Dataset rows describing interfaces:

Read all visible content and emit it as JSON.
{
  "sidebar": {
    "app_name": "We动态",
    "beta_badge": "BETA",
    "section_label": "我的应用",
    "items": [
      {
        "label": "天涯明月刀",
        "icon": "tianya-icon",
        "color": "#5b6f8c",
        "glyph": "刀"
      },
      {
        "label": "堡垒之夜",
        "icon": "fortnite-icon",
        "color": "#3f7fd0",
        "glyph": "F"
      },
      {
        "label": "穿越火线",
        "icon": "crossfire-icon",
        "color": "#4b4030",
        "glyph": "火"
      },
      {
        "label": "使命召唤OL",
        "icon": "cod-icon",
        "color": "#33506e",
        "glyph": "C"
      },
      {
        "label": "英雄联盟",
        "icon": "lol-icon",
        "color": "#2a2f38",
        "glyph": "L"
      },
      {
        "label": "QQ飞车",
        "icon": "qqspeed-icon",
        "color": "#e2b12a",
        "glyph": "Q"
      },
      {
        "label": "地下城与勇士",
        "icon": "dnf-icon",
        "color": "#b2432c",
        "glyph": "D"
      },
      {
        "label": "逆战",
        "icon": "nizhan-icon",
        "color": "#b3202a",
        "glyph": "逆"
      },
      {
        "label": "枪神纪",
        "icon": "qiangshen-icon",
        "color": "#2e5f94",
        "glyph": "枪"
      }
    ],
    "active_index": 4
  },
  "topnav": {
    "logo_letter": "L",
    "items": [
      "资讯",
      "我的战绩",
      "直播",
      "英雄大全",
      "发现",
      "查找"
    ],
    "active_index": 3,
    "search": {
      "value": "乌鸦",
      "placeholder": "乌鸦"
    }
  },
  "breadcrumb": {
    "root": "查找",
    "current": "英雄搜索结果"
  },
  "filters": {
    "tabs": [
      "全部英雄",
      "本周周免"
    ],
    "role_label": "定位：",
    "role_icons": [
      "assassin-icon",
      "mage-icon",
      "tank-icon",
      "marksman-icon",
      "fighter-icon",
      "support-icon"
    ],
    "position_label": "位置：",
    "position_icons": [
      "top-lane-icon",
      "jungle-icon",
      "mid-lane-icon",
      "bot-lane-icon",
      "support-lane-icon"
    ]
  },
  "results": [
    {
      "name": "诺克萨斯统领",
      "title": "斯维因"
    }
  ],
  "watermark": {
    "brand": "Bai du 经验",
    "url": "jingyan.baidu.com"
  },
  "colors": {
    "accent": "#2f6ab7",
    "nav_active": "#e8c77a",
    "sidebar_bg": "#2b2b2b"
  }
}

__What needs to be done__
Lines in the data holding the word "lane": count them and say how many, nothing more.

__Task output__
4